As I said in the House only a couple of weeks ago, the fact that we shall not call the premiums “heating additions” does not mean that they do not exist, that the cash is not in the claimant’s pocket and that it cannot be used towards fuel costs. We believe that income support will, in future, be a better means of delivering that help and we intend that the money spent on heating additions will be included in the resources available for the new scheme. Nor are we alone in that view. The Social Security Advisory ​ Committee commented similarly on the Green Paper in June. The committee welcomed the idea of premium payments in income support for different groups. Moreover, the Select Committee on Social Services said that it

“broadly accepted the principle of premiums reflecting the additional needs of individual client groups”.

Therefore, I think that a substantial amount has been done, is being done and will continue to be done to meet the needs of people who face difficulties with fuel poverty through poor or low incomes. I hope that the hon. Member for Ceredigion and Pembroke, North will accept that we are sincere in our intention to help those people meet the difficulties that they face.

I also hope that on reflection the hon. Gentleman will see the wisdom of the approach that we set before the House in the White Paper today and that we shall seek to carry through in a Bill early in the new year. I am confident that when the House debates the Bill, it will take that view. I hope that it will carry the hon. Gentleman and his colleagues with it at that time.

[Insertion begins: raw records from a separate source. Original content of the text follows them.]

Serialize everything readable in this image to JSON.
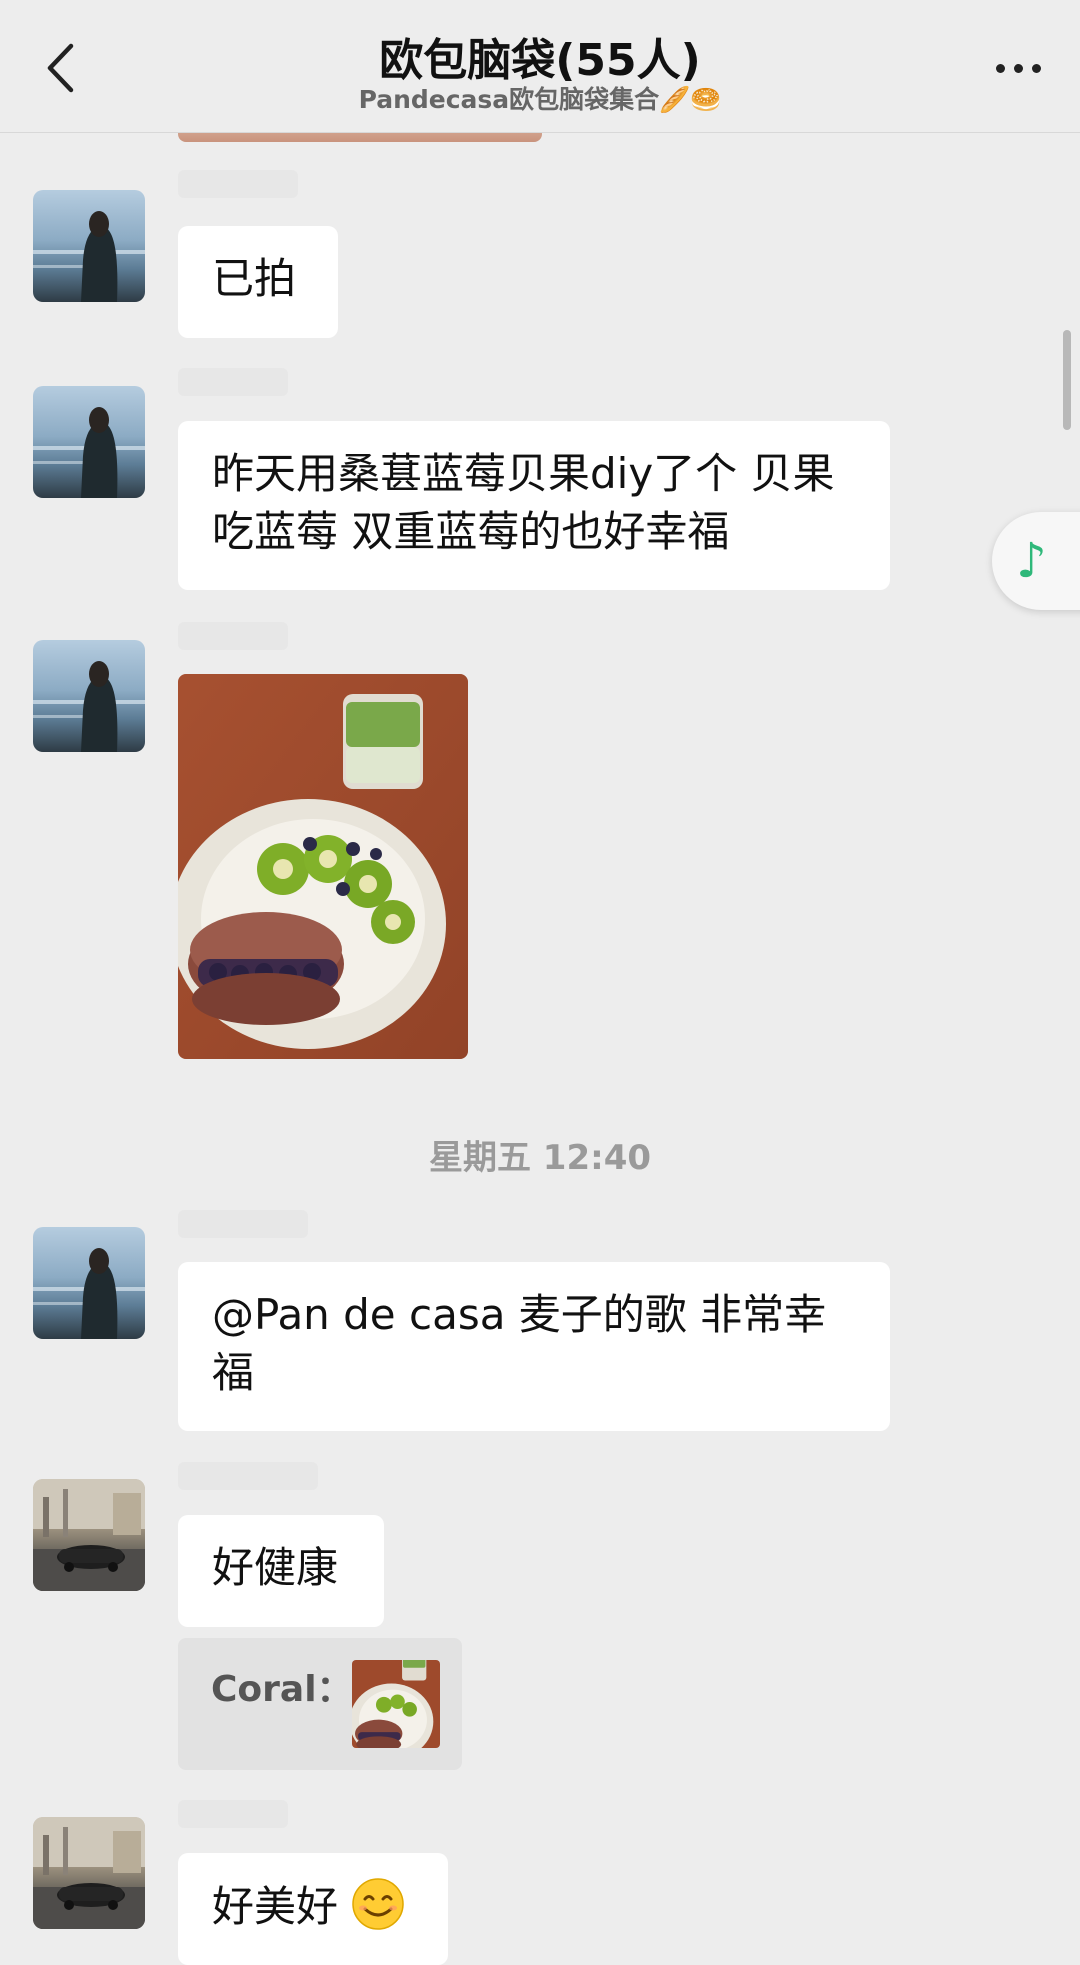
{
  "header": {
    "title": "欧包脑袋(55人)",
    "subtitle": "Pandecasa欧包脑袋集合🥖🥯"
  },
  "messages": [
    {
      "text": "已拍"
    },
    {
      "text": "昨天用桑葚蓝莓贝果diy了个 贝果吃蓝莓 双重蓝莓的也好幸福"
    },
    {
      "text": "@Pan de casa 麦子的歌 非常幸福"
    },
    {
      "text": "好健康"
    },
    {
      "text": "好美好"
    }
  ],
  "timestamp": "星期五 12:40",
  "quote": {
    "label": "Coral："
  },
  "icons": {
    "back": "chevron-left-icon",
    "more": "more-dots-icon",
    "music": "music-note-icon",
    "emoji": "smiling-face-emoji"
  },
  "colors": {
    "background": "#ededed",
    "bubble": "#ffffff",
    "music_accent": "#2fb87a"
  }
}
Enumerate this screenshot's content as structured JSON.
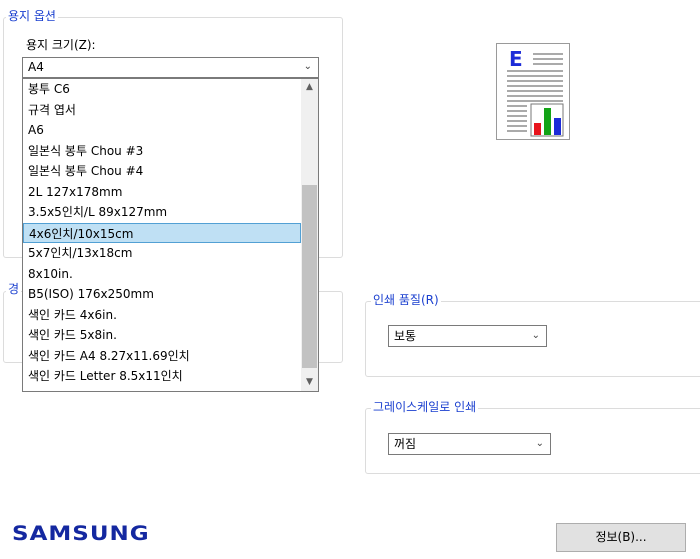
{
  "paper_options": {
    "legend": "용지 옵션",
    "size_label": "용지 크기(Z):",
    "size_value": "A4",
    "size_items": [
      "봉투 C6",
      "규격 엽서",
      "A6",
      "일본식 봉투 Chou #3",
      "일본식 봉투 Chou #4",
      "2L 127x178mm",
      "3.5x5인치/L 89x127mm",
      "4x6인치/10x15cm",
      "5x7인치/13x18cm",
      "8x10in.",
      "B5(ISO) 176x250mm",
      "색인 카드 4x6in.",
      "색인 카드 5x8in.",
      "색인 카드 A4 8.27x11.69인치",
      "색인 카드 Letter 8.5x11인치"
    ],
    "selected_index": 7
  },
  "hidden_group_legend_fragment": "경",
  "print_quality": {
    "legend": "인쇄 품질(R)",
    "value": "보통"
  },
  "grayscale": {
    "legend": "그레이스케일로 인쇄",
    "value": "꺼짐"
  },
  "preview_icon": {
    "icon": "document-preview-icon",
    "letter": "E",
    "bar_colors": [
      "#e8141c",
      "#13a316",
      "#1c2bd8"
    ]
  },
  "brand": {
    "logo_text": "SAMSUNG",
    "color": "#1428a0"
  },
  "info_button": {
    "label": "정보(B)..."
  }
}
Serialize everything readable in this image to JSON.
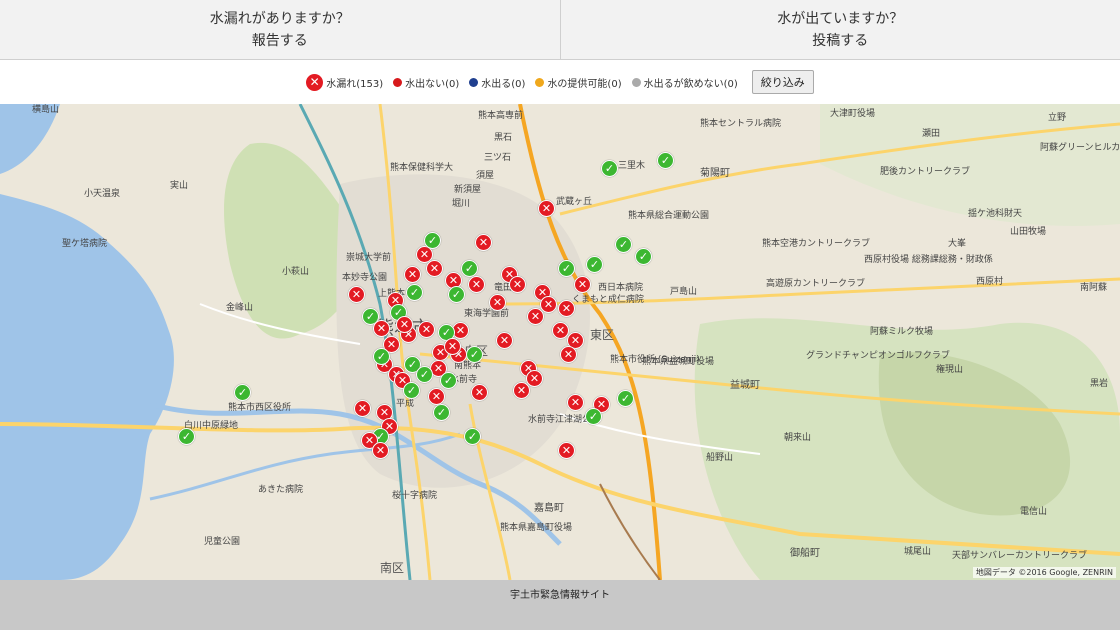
{
  "top_buttons": {
    "report": {
      "line1": "水漏れがありますか？",
      "line2": "報告する"
    },
    "post": {
      "line1": "水が出ていますか？",
      "line2": "投稿する"
    }
  },
  "legend": {
    "leak": "水漏れ(153)",
    "no_water": "水出ない(0)",
    "water_ok": "水出る(0)",
    "supply": "水の提供可能(0)",
    "not_drinkable": "水出るが飲めない(0)",
    "filter_button": "絞り込み",
    "colors": {
      "leak": "#e31b23",
      "no_water": "#d7191c",
      "water_ok": "#1f3f8f",
      "supply": "#f0a81c",
      "not_drinkable": "#aaaaaa"
    }
  },
  "map": {
    "labels": [
      "熊本市",
      "中央区",
      "東区",
      "南区",
      "嘉島町",
      "益城町",
      "菊陽町",
      "御船町",
      "小天温泉",
      "金峰山",
      "小萩山",
      "実山",
      "熊本県益城町役場",
      "熊本市西区役所",
      "白川中原緑地",
      "熊本高専前",
      "三ツ石",
      "熊本保健科学大",
      "黒石",
      "須屋",
      "堀川",
      "新須屋",
      "武蔵ヶ丘",
      "崇城大学前",
      "本妙寺公園",
      "竜田口",
      "東海学園前",
      "熊本県総合運動公園",
      "三里木",
      "上熊本",
      "南熊本",
      "水前寺",
      "水前寺江津湖公園",
      "平成",
      "桜十字病院",
      "熊本県嘉島町役場",
      "熊本空港カントリークラブ",
      "高遊原カントリークラブ",
      "西原村役場 総務課総務・財政係",
      "西原村",
      "大峯",
      "山田牧場",
      "阿蘇ミルク牧場",
      "グランドチャンピオンゴルフクラブ",
      "戸島山",
      "権現山",
      "朝来山",
      "船野山",
      "城尾山",
      "天部サンバレーカントリークラブ",
      "熊本セントラル病院",
      "大津町役場",
      "瀬田",
      "立野",
      "阿蘇グリーンヒルカントリークラブ",
      "肥後カントリークラブ",
      "揺ケ池科財天",
      "熊本市役所 (Suizenji)",
      "西日本病院",
      "くまもと成仁病院",
      "聖ケ塔病院",
      "あきた病院",
      "児童公園",
      "電信山",
      "黒岩",
      "南阿蘇",
      "横島山"
    ],
    "credit": "地図データ ©2016 Google, ZENRIN"
  },
  "footer": {
    "text": "宇土市緊急情報サイト"
  },
  "icons": {
    "red_marker": "x-mark-icon",
    "green_marker": "check-mark-icon"
  }
}
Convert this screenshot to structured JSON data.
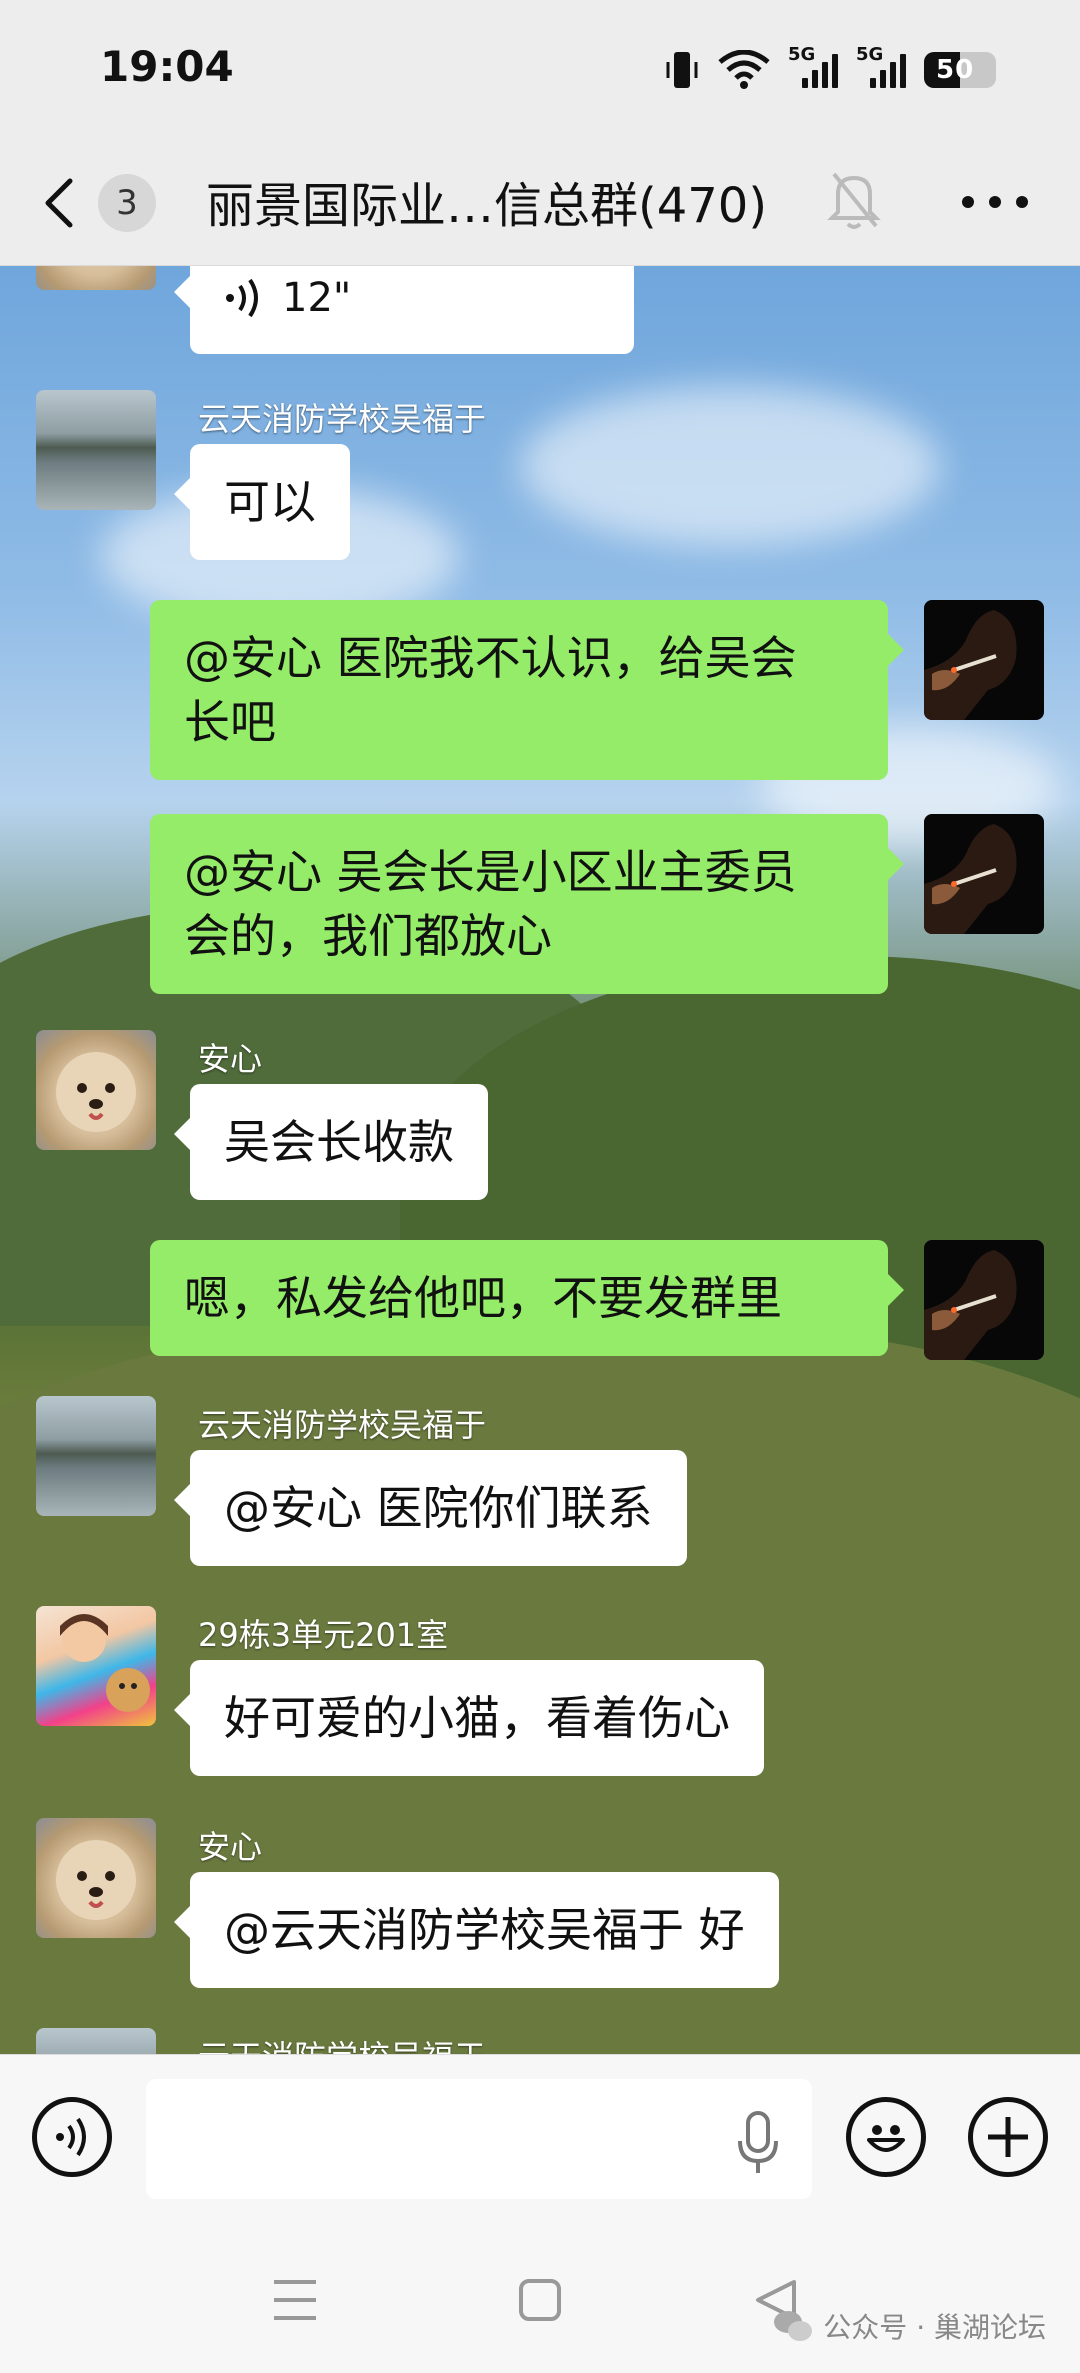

I appreciate the hon. Gentleman’s concern that people should be able to afford adequate heating. We share that concern and we shall continue to offer substantial assistance to that end, but we shall do so in a way that we regard as simpler and more effective than the current system. We believe that our proposals will meet those criteria and I hope that in due course they will be endorsed by the House and the hon. Member for Ceredigion and Pembroke, North who raised the subject.